This post illustrates my workflow for preparing the 34 RAW images my DJI Mavic Pro takes using Photoshop CC. It goes no to outline the steps to upload them to Okolo.com to create and display the panosphere. I have detailed the steps in the PDF file that is linked below.
The workflow I describe here uses PS CC Action that does the necessary steps to convert and resize each image automatically. It is a simple action, and for the purposes of this post, I have not covered how to write it.
Finally, this can also be done in Photoshop Elements. I will probably write another post soon to better illustrate how to do it with the capabilities that are in Elements. Stay tuned.
If you found this tutorial to be helpful, please star-rate and Like it. And of course, any and all comments are welcome.
From time to time, I like to point out a tutorial written by someone else that I personally found to be helpful. This is one of those times.
Colin Smith of Photoshop Café has written may tutorials, as well as produced a large number of videos on both Photoshop and flying drones.
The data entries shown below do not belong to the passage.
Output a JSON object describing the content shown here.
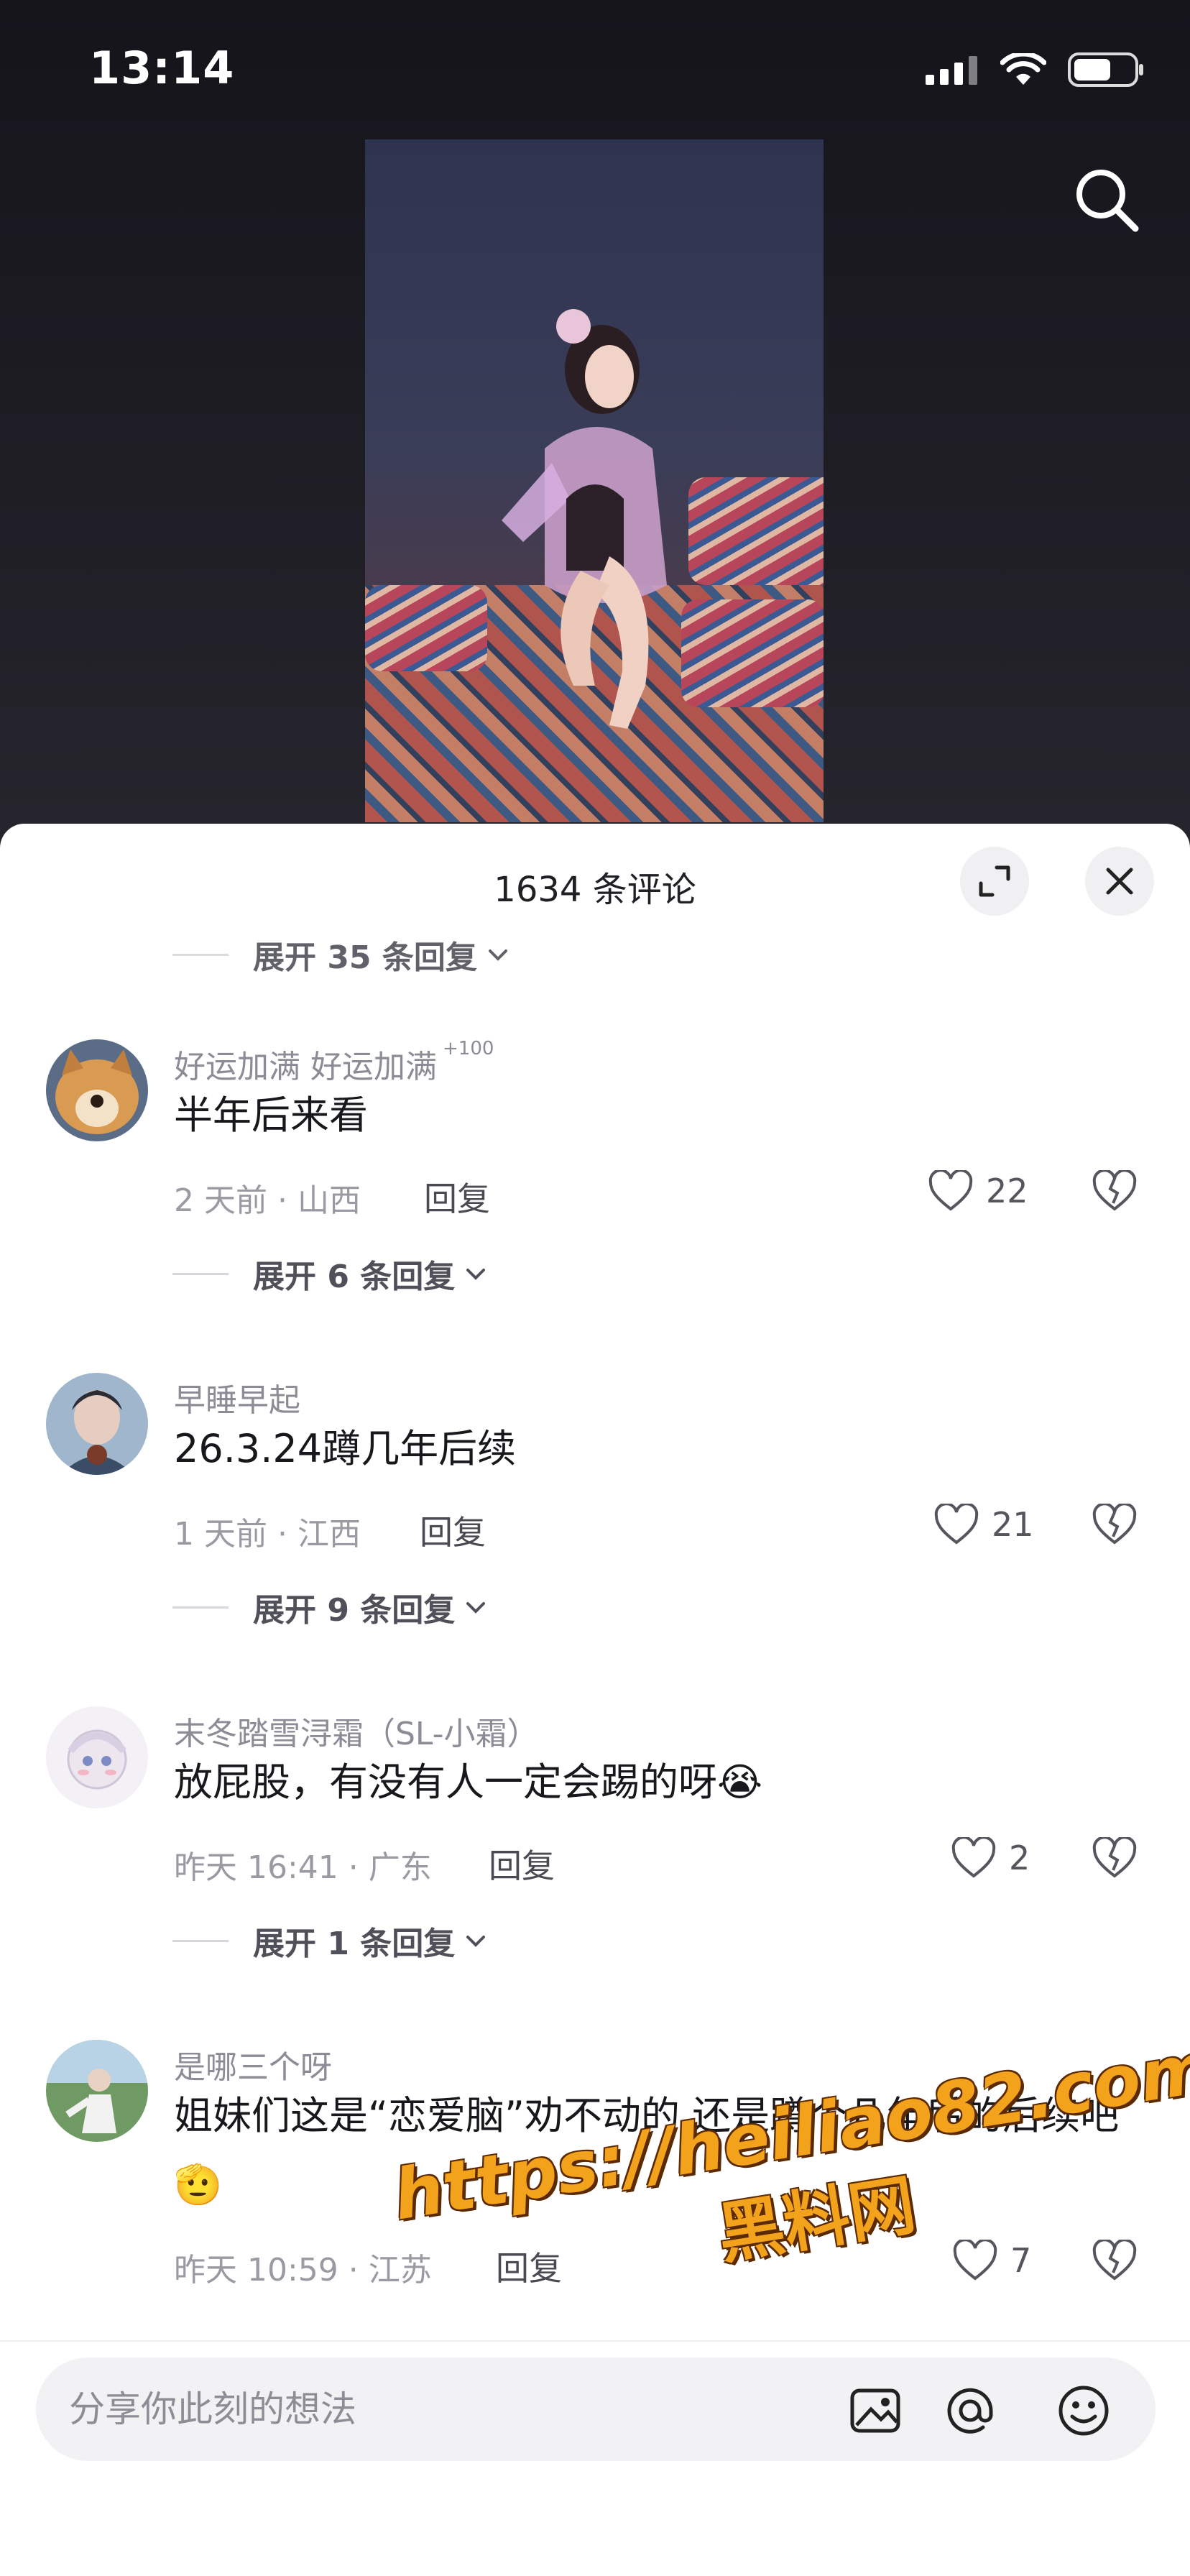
{
  "status_bar": {
    "time": "13:14"
  },
  "colors": {
    "accent_watermark": "#f3a21c",
    "sheet_bg": "#ffffff",
    "meta_text": "#9a9aa3"
  },
  "sheet": {
    "title": "1634 条评论",
    "top_thread_more": "展开 35 条回复",
    "icons": {
      "expand": "fullscreen-icon",
      "close": "close-icon"
    }
  },
  "comments": [
    {
      "name": "好运加满 好运加满",
      "badge": "+100",
      "text": "半年后来看",
      "meta": "2 天前 · 山西",
      "reply": "回复",
      "likes": "22",
      "more": "展开 6 条回复"
    },
    {
      "name": "早睡早起",
      "text": "26.3.24蹲几年后续",
      "meta": "1 天前 · 江西",
      "reply": "回复",
      "likes": "21",
      "more": "展开 9 条回复"
    },
    {
      "name": "末冬踏雪浔霜（SL-小霜）",
      "text": "放屁股，有没有人一定会踢的呀😭",
      "meta": "昨天 16:41 · 广东",
      "reply": "回复",
      "likes": "2",
      "more": "展开 1 条回复"
    },
    {
      "name": "是哪三个呀",
      "text": "姐妹们这是“恋爱脑”劝不动的 还是蹲个几年后的后续吧🫡",
      "meta": "昨天 10:59 · 江苏",
      "reply": "回复",
      "likes": "7"
    }
  ],
  "input": {
    "placeholder": "分享你此刻的想法"
  },
  "watermark": {
    "url": "https://heiliao82.com",
    "name": "黑料网"
  }
}
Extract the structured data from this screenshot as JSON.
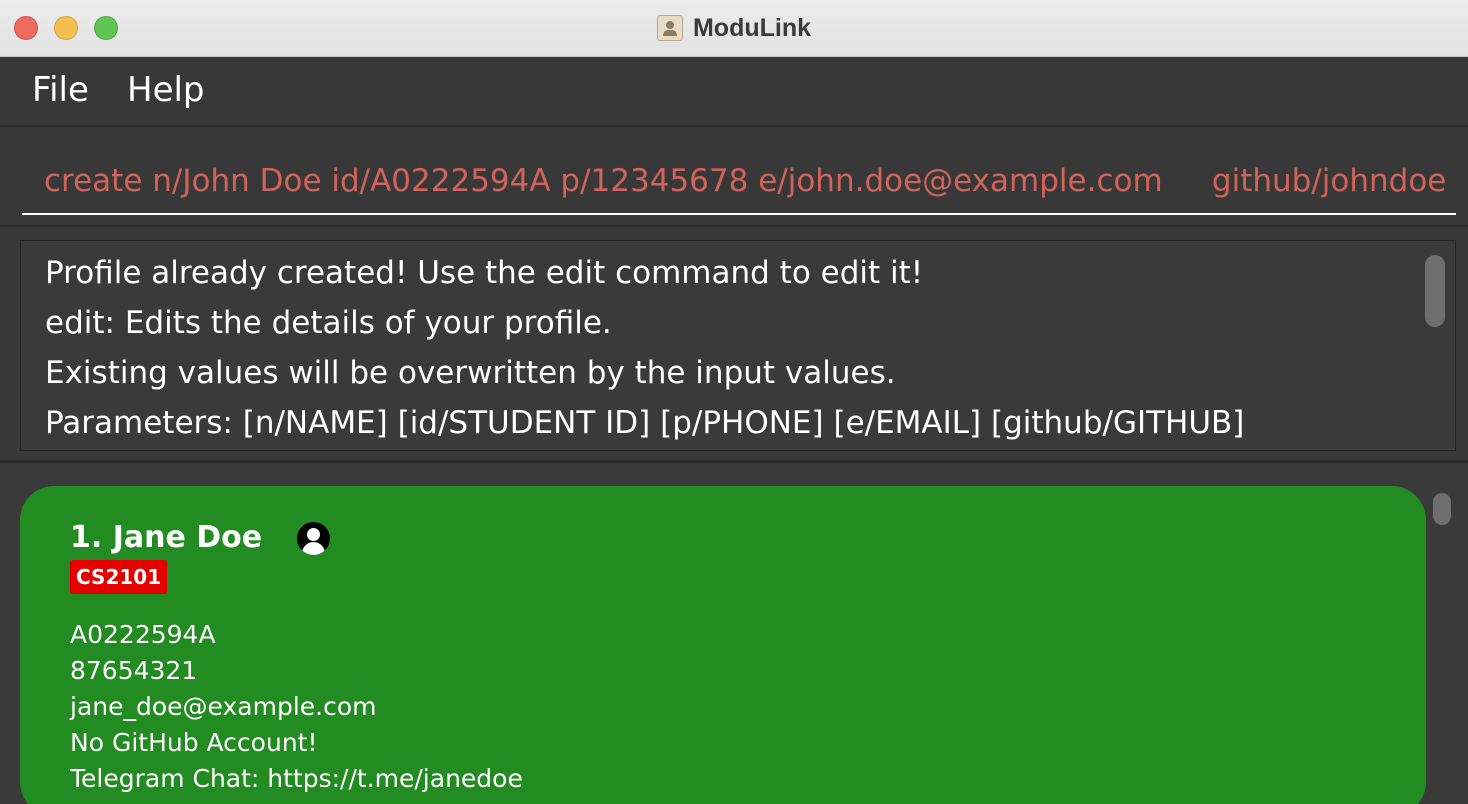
{
  "window": {
    "title": "ModuLink"
  },
  "menu": {
    "file_label": "File",
    "help_label": "Help"
  },
  "command": {
    "value": "create n/John Doe id/A0222594A p/12345678 e/john.doe@example.com     github/johndoe"
  },
  "result": {
    "lines": [
      "Profile already created! Use the edit command to edit it!",
      "edit: Edits the details of your profile.",
      "Existing values will be overwritten by the input values.",
      "Parameters: [n/NAME] [id/STUDENT ID] [p/PHONE] [e/EMAIL] [github/GITHUB]"
    ]
  },
  "persons": [
    {
      "index_name": "1. Jane Doe",
      "tag": "CS2101",
      "student_id": "A0222594A",
      "phone": "87654321",
      "email": "jane_doe@example.com",
      "github": "No GitHub Account!",
      "telegram": "Telegram Chat: https://t.me/janedoe",
      "card_color": "#228b22",
      "tag_color": "#e50000"
    }
  ],
  "colors": {
    "command_text": "#d0635a",
    "background": "#383838"
  }
}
They are all quite good. In this video tutorial, he provides a thorough review of Curves in Photoshop. You may find it useful as simply a review, but I bet you will learn something you did not know or have long since forgotten. I know I did.
Until next time.
Yesterday, Adobe held their usual annual event in Las Vegas, Adobe Max where generally they make product announcements. During the event, they announced major upgrades to Lightroom and Photoshop CC. This comes after announcing Photoshop Elements 2018 and Premiere Elements 2018 a couple of weeks ago.
The big news yesterday was the renaming of Lightroom, to be called Lightroom Classic CC, and a new cloud-based version called Lightroom CC. I have been beta testing these two programs for the last several months.
As you may know already, photography websites and group forums are filled with the news and information about the new features added to all three programs. Normally, my blog posts concentrate on my personal observations and tips. However, there has been so many quality articles published yesterday, I am going to concentrate on providing links to three I found very helpful, which were written by the real experts. There are many more out there, and I am sure many more will be coming in the weeks and months ahead. This is a very exciting time for Photoshop CC and Lightroom users.
This article does a good job explaining the name changes and new versions of Lightroom. It is by Victoria Bampton, who is a well known expert and author of books dealing with Lightroom.
Likewise, Laura Shoe is another Lightroom expert who has written several books and authored courses. In her web post linked below, she also covers the pricing for the programs.
Colin Smith, of Photoshop Café, is both a Lightroom and Photoshop expert who writes extensively and has multiple videos describing how to use these programs. I have several of his videos. He also flies a drone, and has produced several videos on using it to create great photos and videos. I have taken advantages of these to improve my own drone photography. Here he explains the new features added to Photoshop CC, and Lightroom.
As you know my prime digital photography activity is with using Photoshop Elements and Premiere Elements. However, I do use Photoshop CC and Lightroom. I am getting closer to adapting my basic workflow and software to theses latter programs. yesterday’s announcements are moving me closer to that. How about you?
Look for more coverage on both Lightroom and Photoshop in the future.
Until next time.